(MATERIAL SUPPLIED)
▼
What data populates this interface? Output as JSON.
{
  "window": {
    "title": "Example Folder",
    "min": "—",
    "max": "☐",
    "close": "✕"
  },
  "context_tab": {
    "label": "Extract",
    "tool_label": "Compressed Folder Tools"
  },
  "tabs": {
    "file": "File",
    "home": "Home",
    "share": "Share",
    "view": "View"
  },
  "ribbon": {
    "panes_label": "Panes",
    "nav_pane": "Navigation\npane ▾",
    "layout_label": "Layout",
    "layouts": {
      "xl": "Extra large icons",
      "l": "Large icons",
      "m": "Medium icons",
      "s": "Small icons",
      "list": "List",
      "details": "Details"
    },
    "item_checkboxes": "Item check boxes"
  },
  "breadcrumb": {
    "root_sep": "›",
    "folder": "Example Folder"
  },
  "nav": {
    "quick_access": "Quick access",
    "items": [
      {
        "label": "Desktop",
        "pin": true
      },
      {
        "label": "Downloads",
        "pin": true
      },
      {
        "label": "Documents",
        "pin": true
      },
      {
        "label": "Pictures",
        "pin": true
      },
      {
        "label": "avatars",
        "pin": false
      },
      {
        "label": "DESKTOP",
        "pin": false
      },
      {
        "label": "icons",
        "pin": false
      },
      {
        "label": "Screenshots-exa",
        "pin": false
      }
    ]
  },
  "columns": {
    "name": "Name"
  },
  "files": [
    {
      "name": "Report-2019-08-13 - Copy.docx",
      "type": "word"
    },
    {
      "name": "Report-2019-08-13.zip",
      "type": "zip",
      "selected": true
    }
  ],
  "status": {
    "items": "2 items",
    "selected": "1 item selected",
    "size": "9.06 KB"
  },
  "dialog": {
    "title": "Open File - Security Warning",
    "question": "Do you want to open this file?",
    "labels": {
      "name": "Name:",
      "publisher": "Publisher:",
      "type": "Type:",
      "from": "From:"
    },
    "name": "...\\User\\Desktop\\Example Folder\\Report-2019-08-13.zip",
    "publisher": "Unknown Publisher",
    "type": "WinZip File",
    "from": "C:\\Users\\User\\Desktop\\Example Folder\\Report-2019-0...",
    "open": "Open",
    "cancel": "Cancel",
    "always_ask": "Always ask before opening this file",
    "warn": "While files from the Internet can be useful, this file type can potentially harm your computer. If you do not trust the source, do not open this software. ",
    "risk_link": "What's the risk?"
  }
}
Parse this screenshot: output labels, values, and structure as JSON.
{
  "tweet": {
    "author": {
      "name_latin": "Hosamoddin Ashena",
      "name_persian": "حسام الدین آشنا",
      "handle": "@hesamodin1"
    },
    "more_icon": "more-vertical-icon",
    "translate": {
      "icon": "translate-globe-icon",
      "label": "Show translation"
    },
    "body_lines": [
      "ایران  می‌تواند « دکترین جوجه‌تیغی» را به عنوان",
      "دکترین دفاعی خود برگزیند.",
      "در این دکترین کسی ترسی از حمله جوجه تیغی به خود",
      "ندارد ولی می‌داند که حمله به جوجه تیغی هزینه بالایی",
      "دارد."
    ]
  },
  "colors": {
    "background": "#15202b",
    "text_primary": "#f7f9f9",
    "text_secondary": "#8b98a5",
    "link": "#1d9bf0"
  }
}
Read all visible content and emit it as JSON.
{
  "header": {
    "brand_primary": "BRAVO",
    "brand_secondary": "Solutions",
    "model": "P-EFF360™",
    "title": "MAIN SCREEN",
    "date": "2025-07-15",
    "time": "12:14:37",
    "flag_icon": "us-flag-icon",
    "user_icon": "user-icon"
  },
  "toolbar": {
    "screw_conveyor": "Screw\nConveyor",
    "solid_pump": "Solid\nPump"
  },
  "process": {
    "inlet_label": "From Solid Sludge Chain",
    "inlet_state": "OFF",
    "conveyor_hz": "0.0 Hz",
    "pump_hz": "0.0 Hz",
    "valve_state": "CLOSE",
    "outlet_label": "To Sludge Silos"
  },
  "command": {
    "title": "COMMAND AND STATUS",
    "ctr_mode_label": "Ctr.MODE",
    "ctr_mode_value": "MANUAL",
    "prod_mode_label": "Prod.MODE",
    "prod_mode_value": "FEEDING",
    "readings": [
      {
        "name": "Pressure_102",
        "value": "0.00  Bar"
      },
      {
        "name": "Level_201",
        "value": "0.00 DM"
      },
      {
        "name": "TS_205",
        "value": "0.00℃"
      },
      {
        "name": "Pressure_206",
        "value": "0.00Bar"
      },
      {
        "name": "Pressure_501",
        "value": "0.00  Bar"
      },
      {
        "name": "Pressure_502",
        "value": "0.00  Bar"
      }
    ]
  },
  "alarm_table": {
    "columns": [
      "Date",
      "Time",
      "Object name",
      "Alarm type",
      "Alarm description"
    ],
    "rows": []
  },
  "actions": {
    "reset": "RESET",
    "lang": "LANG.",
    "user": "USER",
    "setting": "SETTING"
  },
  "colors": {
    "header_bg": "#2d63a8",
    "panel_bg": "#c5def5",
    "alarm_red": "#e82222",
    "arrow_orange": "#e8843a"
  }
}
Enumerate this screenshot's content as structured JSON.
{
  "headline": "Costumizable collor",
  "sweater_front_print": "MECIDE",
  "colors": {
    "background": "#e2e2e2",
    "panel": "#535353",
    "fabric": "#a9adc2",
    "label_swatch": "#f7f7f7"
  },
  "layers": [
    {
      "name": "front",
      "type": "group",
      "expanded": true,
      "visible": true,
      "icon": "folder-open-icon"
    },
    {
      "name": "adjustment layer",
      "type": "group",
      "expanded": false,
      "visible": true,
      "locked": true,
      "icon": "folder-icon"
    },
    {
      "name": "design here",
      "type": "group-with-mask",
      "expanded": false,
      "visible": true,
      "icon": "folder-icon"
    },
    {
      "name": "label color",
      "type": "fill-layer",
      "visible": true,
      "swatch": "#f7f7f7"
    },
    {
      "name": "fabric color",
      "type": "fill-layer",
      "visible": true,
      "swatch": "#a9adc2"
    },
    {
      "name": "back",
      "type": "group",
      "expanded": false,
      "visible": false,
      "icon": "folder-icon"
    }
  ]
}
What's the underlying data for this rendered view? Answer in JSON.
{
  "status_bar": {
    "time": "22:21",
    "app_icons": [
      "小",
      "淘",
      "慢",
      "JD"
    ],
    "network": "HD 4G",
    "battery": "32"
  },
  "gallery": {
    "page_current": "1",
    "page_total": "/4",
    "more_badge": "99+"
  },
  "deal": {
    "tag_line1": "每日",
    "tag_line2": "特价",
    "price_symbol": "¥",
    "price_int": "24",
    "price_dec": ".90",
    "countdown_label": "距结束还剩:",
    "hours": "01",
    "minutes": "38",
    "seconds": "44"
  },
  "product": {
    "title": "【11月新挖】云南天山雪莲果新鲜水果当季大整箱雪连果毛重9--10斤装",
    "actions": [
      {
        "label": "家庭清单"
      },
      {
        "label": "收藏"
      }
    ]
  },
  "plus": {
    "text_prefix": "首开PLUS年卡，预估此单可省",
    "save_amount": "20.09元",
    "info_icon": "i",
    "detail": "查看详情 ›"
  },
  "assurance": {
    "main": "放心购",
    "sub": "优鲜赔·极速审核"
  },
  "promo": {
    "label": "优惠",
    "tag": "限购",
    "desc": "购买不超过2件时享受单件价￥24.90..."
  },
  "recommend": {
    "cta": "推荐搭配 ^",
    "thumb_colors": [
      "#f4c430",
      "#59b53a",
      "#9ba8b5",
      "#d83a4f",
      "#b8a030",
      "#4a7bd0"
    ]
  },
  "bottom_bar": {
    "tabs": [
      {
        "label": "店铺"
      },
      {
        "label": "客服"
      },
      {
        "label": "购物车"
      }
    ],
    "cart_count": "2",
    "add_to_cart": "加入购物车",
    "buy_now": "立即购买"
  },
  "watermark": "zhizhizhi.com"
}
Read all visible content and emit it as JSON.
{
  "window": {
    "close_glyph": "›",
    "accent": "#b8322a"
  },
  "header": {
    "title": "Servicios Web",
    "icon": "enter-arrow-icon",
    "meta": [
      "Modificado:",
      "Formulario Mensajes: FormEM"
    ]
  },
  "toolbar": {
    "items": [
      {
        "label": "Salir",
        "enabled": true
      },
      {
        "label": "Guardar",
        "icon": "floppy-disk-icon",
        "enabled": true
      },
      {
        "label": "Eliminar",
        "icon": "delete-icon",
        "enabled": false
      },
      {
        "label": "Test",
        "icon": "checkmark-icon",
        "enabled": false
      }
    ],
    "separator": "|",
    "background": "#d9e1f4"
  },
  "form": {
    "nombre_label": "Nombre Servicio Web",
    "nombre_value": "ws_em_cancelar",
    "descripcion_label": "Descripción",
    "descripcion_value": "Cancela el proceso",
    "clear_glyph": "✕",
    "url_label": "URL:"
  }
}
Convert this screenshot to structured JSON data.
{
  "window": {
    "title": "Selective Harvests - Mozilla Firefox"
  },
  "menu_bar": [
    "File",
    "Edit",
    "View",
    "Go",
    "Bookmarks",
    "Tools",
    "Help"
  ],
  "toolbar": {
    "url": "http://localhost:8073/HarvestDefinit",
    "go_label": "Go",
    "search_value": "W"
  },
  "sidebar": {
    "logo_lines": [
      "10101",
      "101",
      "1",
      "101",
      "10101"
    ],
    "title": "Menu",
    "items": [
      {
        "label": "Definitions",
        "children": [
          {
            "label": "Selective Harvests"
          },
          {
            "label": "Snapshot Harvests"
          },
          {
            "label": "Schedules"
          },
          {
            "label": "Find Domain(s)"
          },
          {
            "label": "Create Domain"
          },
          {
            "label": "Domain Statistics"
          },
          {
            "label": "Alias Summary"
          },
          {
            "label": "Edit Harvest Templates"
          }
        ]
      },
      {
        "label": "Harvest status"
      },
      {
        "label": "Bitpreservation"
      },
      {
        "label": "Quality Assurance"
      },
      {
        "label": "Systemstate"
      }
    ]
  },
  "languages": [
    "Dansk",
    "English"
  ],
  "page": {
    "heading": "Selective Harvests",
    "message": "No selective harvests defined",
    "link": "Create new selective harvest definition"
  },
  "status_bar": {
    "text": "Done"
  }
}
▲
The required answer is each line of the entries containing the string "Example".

(SOLUTION FOR THIS TASK)
    "title": "Example Folder",
    "folder": "Example Folder"
    "name": "...\\User\\Desktop\\Example Folder\\Report-2019-08-13.zip",
    "from": "C:\\Users\\User\\Desktop\\Example Folder\\Report-2019-0...",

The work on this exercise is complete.